Stored entries:
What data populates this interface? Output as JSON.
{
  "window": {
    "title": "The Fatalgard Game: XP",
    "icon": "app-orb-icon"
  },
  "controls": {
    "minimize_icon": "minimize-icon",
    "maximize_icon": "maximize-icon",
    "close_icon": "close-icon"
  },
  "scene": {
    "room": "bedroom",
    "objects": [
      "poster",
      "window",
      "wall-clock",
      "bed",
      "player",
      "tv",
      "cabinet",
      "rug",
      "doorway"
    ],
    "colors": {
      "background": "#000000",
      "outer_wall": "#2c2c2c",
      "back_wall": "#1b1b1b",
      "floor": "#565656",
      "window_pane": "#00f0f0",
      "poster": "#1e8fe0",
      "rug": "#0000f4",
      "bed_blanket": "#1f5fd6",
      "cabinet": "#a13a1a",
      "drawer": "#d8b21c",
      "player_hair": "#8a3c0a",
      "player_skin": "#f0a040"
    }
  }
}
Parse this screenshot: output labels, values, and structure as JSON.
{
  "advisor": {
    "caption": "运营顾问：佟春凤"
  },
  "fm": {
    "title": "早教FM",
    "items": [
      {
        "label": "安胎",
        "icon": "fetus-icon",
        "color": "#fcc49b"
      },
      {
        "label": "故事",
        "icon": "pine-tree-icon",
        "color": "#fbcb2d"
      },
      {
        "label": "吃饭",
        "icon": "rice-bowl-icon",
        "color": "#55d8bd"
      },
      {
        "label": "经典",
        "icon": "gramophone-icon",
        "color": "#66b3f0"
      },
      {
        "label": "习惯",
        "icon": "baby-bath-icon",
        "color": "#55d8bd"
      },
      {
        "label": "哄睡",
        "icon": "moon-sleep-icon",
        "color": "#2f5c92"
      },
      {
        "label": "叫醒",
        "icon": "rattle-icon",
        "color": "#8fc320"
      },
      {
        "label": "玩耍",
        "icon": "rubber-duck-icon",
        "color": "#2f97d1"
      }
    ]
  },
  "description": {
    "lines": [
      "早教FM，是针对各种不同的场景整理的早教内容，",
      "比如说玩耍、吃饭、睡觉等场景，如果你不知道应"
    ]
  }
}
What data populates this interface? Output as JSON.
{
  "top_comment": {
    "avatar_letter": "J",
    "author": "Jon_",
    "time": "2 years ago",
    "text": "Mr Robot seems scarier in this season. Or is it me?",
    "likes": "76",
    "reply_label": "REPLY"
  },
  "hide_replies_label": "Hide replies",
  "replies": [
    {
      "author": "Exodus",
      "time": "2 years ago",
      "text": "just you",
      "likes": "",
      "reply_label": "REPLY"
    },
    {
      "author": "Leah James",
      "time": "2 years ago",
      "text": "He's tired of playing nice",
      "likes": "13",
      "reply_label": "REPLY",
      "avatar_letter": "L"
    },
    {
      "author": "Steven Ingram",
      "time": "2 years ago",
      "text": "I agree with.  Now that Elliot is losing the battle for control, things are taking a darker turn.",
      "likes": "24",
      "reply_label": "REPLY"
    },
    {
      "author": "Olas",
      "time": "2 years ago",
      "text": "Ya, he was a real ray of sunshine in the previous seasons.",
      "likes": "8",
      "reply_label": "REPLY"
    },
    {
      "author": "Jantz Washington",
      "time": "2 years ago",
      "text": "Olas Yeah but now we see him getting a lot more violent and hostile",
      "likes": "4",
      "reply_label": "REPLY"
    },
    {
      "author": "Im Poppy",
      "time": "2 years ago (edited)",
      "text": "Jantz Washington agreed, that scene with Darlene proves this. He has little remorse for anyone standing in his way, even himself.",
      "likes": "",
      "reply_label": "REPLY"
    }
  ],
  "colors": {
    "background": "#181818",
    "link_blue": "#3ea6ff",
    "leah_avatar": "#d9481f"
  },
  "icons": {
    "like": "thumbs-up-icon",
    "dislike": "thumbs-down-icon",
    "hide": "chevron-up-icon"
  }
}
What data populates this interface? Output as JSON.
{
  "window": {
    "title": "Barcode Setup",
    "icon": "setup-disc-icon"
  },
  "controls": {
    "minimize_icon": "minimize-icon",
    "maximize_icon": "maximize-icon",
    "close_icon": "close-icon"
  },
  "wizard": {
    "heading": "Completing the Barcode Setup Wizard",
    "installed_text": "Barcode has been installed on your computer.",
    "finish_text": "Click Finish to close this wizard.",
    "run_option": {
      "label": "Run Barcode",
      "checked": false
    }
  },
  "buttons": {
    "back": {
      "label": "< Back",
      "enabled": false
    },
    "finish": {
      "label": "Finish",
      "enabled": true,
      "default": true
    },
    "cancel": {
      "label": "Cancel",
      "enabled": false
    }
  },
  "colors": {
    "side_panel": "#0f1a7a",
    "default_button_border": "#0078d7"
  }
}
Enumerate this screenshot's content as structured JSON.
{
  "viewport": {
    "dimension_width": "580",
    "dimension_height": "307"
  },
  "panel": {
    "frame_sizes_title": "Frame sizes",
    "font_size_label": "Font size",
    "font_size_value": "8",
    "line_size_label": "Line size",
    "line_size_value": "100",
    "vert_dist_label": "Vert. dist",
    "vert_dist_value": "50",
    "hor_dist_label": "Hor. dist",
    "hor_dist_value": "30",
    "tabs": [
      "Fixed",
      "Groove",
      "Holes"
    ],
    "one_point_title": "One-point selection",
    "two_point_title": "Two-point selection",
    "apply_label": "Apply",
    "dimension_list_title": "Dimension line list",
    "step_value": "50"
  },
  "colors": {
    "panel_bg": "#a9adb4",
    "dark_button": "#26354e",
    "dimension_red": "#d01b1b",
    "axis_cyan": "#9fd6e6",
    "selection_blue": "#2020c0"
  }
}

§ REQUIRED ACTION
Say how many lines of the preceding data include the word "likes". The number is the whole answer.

§ OUTPUT BELOW
7